“Doncaster and Sheffield may not seem far apart – but when you receive a call to say your son has crashed, the difference between being 20 minutes away and two minutes can be life altering. Having a ‘Home from Home’ given to us by The Sick Children’s Trust was a Godsend. Since our first time at Treetop House we have been supported by The Sick Children’s Trust on a number of occasions, allowing us to be close to William whenever we’ve needed to be.

“There have been many times that we have nearly lost William and the worry and stress is a huge physical and emotional drain. Treetop House is much more than a place to rest your head and have your dinner. They are a safe, warm environment where you can go and cry, away from your seriously ill child, but be back by their hospital bedside within minutes.”

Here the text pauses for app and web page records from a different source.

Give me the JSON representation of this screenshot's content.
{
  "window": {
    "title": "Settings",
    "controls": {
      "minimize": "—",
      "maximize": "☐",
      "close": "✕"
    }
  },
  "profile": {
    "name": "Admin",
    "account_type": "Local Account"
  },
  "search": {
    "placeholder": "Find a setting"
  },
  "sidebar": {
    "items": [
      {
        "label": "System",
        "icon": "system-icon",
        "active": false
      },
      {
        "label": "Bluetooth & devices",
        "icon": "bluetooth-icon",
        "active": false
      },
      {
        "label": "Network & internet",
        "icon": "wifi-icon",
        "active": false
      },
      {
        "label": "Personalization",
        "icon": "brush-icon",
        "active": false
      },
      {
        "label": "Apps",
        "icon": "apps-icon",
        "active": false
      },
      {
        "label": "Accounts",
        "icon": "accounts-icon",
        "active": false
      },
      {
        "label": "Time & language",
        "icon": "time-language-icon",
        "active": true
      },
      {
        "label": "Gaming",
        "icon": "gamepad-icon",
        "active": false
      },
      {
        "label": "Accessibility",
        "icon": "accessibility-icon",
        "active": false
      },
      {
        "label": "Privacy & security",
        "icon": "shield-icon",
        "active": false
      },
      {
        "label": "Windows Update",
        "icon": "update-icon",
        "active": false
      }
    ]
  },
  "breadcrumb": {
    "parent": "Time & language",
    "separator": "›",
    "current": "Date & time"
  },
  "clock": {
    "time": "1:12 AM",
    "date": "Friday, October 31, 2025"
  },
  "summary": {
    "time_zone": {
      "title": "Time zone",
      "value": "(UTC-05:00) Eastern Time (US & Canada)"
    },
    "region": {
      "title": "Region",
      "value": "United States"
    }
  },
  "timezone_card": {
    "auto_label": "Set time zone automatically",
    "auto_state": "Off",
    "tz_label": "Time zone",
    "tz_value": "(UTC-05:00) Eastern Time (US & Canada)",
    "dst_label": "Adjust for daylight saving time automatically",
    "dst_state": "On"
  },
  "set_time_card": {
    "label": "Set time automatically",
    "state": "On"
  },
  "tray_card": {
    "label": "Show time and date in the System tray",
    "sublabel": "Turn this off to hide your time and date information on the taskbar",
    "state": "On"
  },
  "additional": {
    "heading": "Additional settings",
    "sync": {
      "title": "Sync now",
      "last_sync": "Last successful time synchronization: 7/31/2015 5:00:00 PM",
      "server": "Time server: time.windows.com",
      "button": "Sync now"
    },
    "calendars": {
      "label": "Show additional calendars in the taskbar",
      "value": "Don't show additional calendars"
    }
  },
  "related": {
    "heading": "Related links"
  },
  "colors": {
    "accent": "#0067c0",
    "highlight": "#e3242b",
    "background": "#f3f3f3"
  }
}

The Sick Children’s Trust runs two ‘Homes from Home’ in Sheffield supporting families with seriously ill children at Sheffield Children’s Hospital. Both houses – Treetop and Magnolia – offer families a private bedroom with access to communal kitchens, living rooms and laundry facilities. Although accommodation is free to families, it cost the charity £30 to support a family for one night. Treetop House Manager Ann Wyatt says: “We are absolutely delighted to see William heading to school. William has battled so hard all of his life and you would never believe that this little boy wasn’t expected to even live a day. To see all he is achieving – William is living proof that sheer determination can get you anywhere.”

To find out more about The Sick Children’s Trust, please visit: